In 1517 Pope Leo X, empty-pocketed and needing funds to rebuild St. Peter’s Basilica issued a special “sale” of indulgences. The very word “indulgence” tends to convey dubious moral connotations, but these indulgences were particularly questionable. What was an “indulgence”? It was a special sort of forgiveness for sins issued by the pope in consideration of various acts of merit, in this case, donations to Leo’s treasury. Indulgences could even be “purchased” on behalf of loved ones in purgatory.

Dominican friar Johann Tetzel became the pontiff’s peddler, a P. T. Barnum traveling around with a brass-bound chest, a bag of printed receipts, and an enormous cross draped with a papal banner. Whenever Tetzel came to a town, church bells peeled, crowds gathered, and street performers kicked up their heels. Tetzel would set up shop in the nave of the local church, open his bags, and shout, “I have here the passports to lead the human soul to the celestial joys of Paradise. As soon as the coin rings in the bowl, the soul for whom it is paid will fly from purgatory and straight to heaven.”

He usually exceeded his quota.

But many were troubled, and when the hard eyes of Martin Luther fell on the indulgences purchased by fellow villagers in Wittenberg, he studied them carefully and pronounced them frauds. At high noon on October 31, 1517, Luther, a 33-year-old university professor, walked to the door of Castle Church in Wittenberg, Germany, and tacked to it a document. The door served as the town bulletin board, and Martin Luther had an announcement to post. He called for a “disputation on the power and efficacy of indulgences.”

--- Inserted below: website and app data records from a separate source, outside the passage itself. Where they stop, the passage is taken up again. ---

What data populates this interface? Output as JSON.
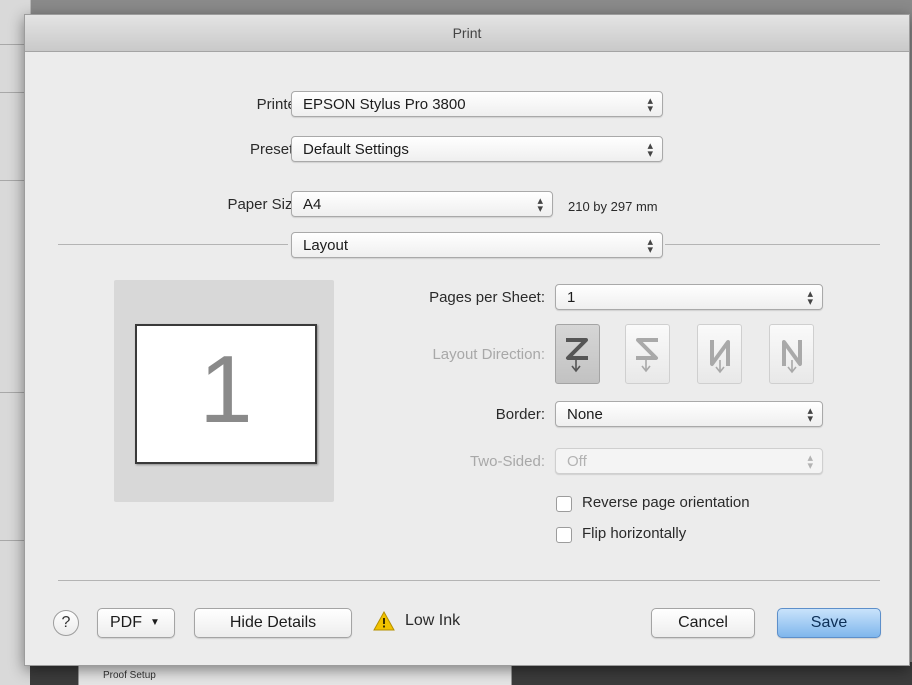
{
  "dialog": {
    "title": "Print"
  },
  "printer": {
    "label": "Printer:",
    "value": "EPSON Stylus Pro 3800"
  },
  "presets": {
    "label": "Presets:",
    "value": "Default Settings"
  },
  "paper_size": {
    "label": "Paper Size:",
    "value": "A4",
    "dimensions": "210 by 297 mm"
  },
  "section": {
    "value": "Layout"
  },
  "preview": {
    "page_number": "1"
  },
  "pages_per_sheet": {
    "label": "Pages per Sheet:",
    "value": "1"
  },
  "layout_direction": {
    "label": "Layout Direction:",
    "options": [
      "z-order-icon",
      "s-order-icon",
      "reverse-n-order-icon",
      "n-order-icon"
    ],
    "selected": 0
  },
  "border": {
    "label": "Border:",
    "value": "None"
  },
  "two_sided": {
    "label": "Two-Sided:",
    "value": "Off"
  },
  "checkboxes": {
    "reverse_orientation": {
      "label": "Reverse page orientation",
      "checked": false
    },
    "flip_horizontally": {
      "label": "Flip horizontally",
      "checked": false
    }
  },
  "footer": {
    "help_label": "?",
    "pdf_label": "PDF",
    "hide_details_label": "Hide Details",
    "low_ink_label": "Low Ink",
    "cancel_label": "Cancel",
    "save_label": "Save"
  },
  "background": {
    "panel_label": "Proof Setup"
  },
  "colors": {
    "accent": "#7fb6ec",
    "warning": "#f2c200"
  }
}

A few curious passersby drew near and scanned the words: “Out of love for the faith and the desire to bring it to light, the following propositions will be discussed at Wittenberg under the chairmanship of the Reverend Father Martin Luther, Master of Arts and Sacred Theology. … ” There followed a list of 95 items.

Luther did not yet know what mighty blows he had struck.

God is our mighty fortress, always ready to help in times of trouble. Nations rage! Kingdoms fall! But at the voice of God the earth itself melts. The Lord All-Powerful is with us. The God of Jacob is our fortress. (Psalm 46:1,6,7)

Robert J. Morgan, On This Day: 265 Amazing and Inspiring Stories About Saints, Martyrs & Heroes, electronic ed. (Nashville: Thomas Nelson Publishers, 2000, c1997). Oct.31.

ALSO ON THIS DAY

1772Thomas and Samuel Green of New Haven publish “A Sermon” by Indian preacher Samson Occum which he had given the month before at the hanging of an Indian man for murder. The sermon becomes wildly successful, going through ten editions in eight years.

1832George Washington Doane was consecrated Episcopal bishop of a diocese in New Jersey. He is remembered by Christians for his hymns, especially “Softly Now the Light of Day.”

1877Samuel Schereschewsky was consecrated Anglican Bishop of Shanghai. After developing Parkinson’s disease, he resigned from his position and spent the rest of his life completing a translation of the Bible into Wenli (a Chinese dialect), typing hundreds of pages with the one finger he could still move.

1920 – Spetume Florence Njangali was baptized in Saint Peter’s Cathedral, Hoima, Uganda. And became a leader in the effort to obtain theological education for women and their ordination as deaconesses in the Anglican Church of Uganda.

1992Pope John Paul II admits indirectly that the church erred three hundred and sixty years earlier when it condemned Italian astronomer Galileo.

2010Al Qaida terrorists stormed Our Lady of Perpetual Help Church in Baghdad. Fifty-eight worshipers, priests, policemen, and bystanders were killed including a three-year-old boy who pled with them to stop the killing. And seventy-eight were wounded or maimed.

*Information was extracted from Christianhistoryinstitute.org.

Leave a Reply

Please log in using one of these methods to post your comment:

WordPress.com Logo

You are commenting using your WordPress.com account. Log Out /  Change )

Google photo

You are commenting using your Google account. Log Out /  Change )

Twitter picture

You are commenting using your Twitter account. Log Out /  Change )

Facebook photo

You are commenting using your Facebook account. Log Out /  Change )

Connecting to %s

This site uses Akismet to reduce spam. Learn how your comment data is processed.